It was mostly a consolidation day for livestock futures on Tuesday. This was particularly the case for cattle following the limit down day on Monday, write CME analysts Steve Meyer and Len Steiner.
Ongoing weakness in broader markets continues to keep cattle on the defensive.
There are plenty of opinions about price direction for cash cattle/boxed beef prices in the short term, given the start of Lent season (Feb 10), a week earlier than a year ago.
Hog futures have been trading sideways for the past few days.
Cash prices have been stronger than some expected and it is interesting to note that hog weights have declined sharply in the last two weeks, an indication producers have become quite current in their marketings.
Still, market participants recognise the seasonal tendency for prices in February and early March, thus limiting any further upward momentum from current levels.

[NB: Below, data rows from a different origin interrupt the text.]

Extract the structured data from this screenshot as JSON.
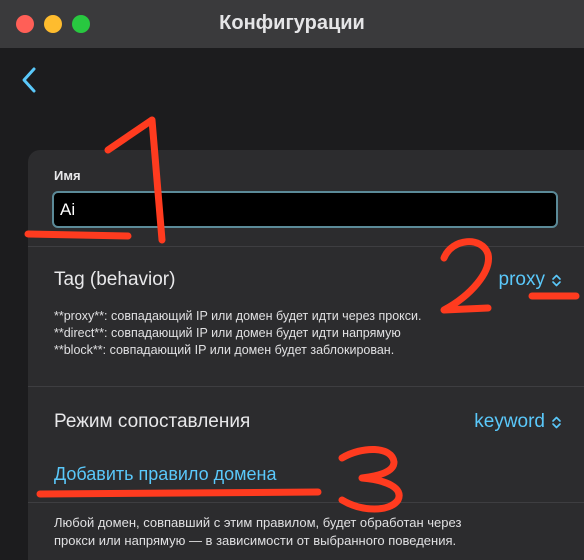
{
  "window": {
    "title": "Конфигурации"
  },
  "colors": {
    "accent": "#5ac8fa",
    "annotation": "#ff3b1f"
  },
  "form": {
    "name_label": "Имя",
    "name_value": "Ai",
    "tag": {
      "label": "Tag (behavior)",
      "value": "proxy",
      "help": [
        "**proxy**: совпадающий IP или домен будет идти через прокси.",
        "**direct**: совпадающий IP или домен будет идти напрямую",
        "**block**: совпадающий IP или домен будет заблокирован."
      ]
    },
    "match_mode": {
      "label": "Режим сопоставления",
      "value": "keyword"
    },
    "add_rule_link": "Добавить правило домена",
    "rule_help": [
      "Любой домен, совпавший с этим правилом, будет обработан через",
      "прокси или напрямую — в зависимости от выбранного поведения."
    ]
  },
  "icons": {
    "back": "chevron-left-icon",
    "select": "chevron-up-down-icon"
  }
}
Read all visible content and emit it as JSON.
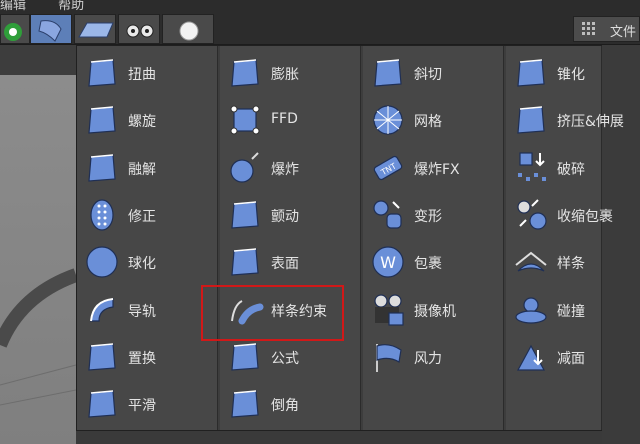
{
  "top_menu": [
    "编辑",
    "帮助"
  ],
  "file_label": "文件",
  "colors": {
    "highlight": "#d11818",
    "icon_fill": "#6a8fd8",
    "menu_bg": "#474747"
  },
  "columns": [
    [
      {
        "label": "扭曲",
        "icon": "bend-icon"
      },
      {
        "label": "螺旋",
        "icon": "twist-icon"
      },
      {
        "label": "融解",
        "icon": "melt-icon"
      },
      {
        "label": "修正",
        "icon": "correction-icon"
      },
      {
        "label": "球化",
        "icon": "spherify-icon"
      },
      {
        "label": "导轨",
        "icon": "rail-icon"
      },
      {
        "label": "置换",
        "icon": "displacer-icon"
      },
      {
        "label": "平滑",
        "icon": "smoothing-icon"
      }
    ],
    [
      {
        "label": "膨胀",
        "icon": "bulge-icon"
      },
      {
        "label": "FFD",
        "icon": "ffd-icon"
      },
      {
        "label": "爆炸",
        "icon": "explosion-icon"
      },
      {
        "label": "颤动",
        "icon": "jiggle-icon"
      },
      {
        "label": "表面",
        "icon": "surface-icon"
      },
      {
        "label": "样条约束",
        "icon": "spline-wrap-icon"
      },
      {
        "label": "公式",
        "icon": "formula-icon"
      },
      {
        "label": "倒角",
        "icon": "bevel-icon"
      }
    ],
    [
      {
        "label": "斜切",
        "icon": "shear-icon"
      },
      {
        "label": "网格",
        "icon": "mesh-icon"
      },
      {
        "label": "爆炸FX",
        "icon": "explosion-fx-icon"
      },
      {
        "label": "变形",
        "icon": "morph-icon"
      },
      {
        "label": "包裹",
        "icon": "wrap-icon"
      },
      {
        "label": "摄像机",
        "icon": "camera-icon"
      },
      {
        "label": "风力",
        "icon": "wind-icon"
      }
    ],
    [
      {
        "label": "锥化",
        "icon": "taper-icon"
      },
      {
        "label": "挤压&伸展",
        "icon": "squash-stretch-icon"
      },
      {
        "label": "破碎",
        "icon": "shatter-icon"
      },
      {
        "label": "收缩包裹",
        "icon": "shrink-wrap-icon"
      },
      {
        "label": "样条",
        "icon": "spline-icon"
      },
      {
        "label": "碰撞",
        "icon": "collision-icon"
      },
      {
        "label": "减面",
        "icon": "polygon-reduction-icon"
      }
    ]
  ]
}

The latest USDA World Supply and Demand Estimates report (WASDE) did not contain any dramatic revisions to the livestock picture but it continues to highlight one key fact: US meat supplies are expanding across the board, thus helping contain price inflation for the entire category.
In this last update USDA revised beef production marginally lower by 25 million pounds, mostly reflecting the impact of slower than expected slaughter in the first few months of the year.
In January USDA projected 2016 beef production to increase by 3.8 per cent and the inventory numbers published at the end of January did little to change that projection.
Indeed, one can argue that the USDA production estimate already is quite aggressive and implies higher placements in the spring and heavier weights for much of the year.
On feed supplies at the start of the year were only modestly higher than the previous year but the supply of feeder cattle outside of feedlots is at the highest point since 2011.
Timing of placements will be key. So far feedlots have struggled with margins and hedging opportunities. USDA will likely wait and see how placements develop over the spring before making any significant adjustments to the beef supply outlook for the second half of the year.
The revision to pork and chicken outlook was more significant, especially for chicken. Pork production for 2016 was raised by 70 million pounds and chicken production was increased by 74 million pounds.
The downward revision to chicken exports (-85 MM) was also very significant.
In the past we have highlighted pork exports as a key driver for the market in 2016. USDA did not make any changes to the pork export picture and still expects only modest growth of about 184 million pounds (+3.7 per cent).
It also important to note that USDA also expects pork imports (which is mostly Canada) to decline 10 per cent in 2016.
Chicken production and availability is expected to be up 2.5 per cent and 2.4 per cent, respectively.
Total beef, pork, chicken and turkey domestic supply availability in 2016 is now projected at 85.346 billion pounds, 1.8 per cent higher than what it was in 2015.
And when/if some wonder why prices are down so much, consider that in 2016 the domestic market will need to absorb 5.6 BILLION pounds more of red meat and poultry than in 2014 (+7 per cent).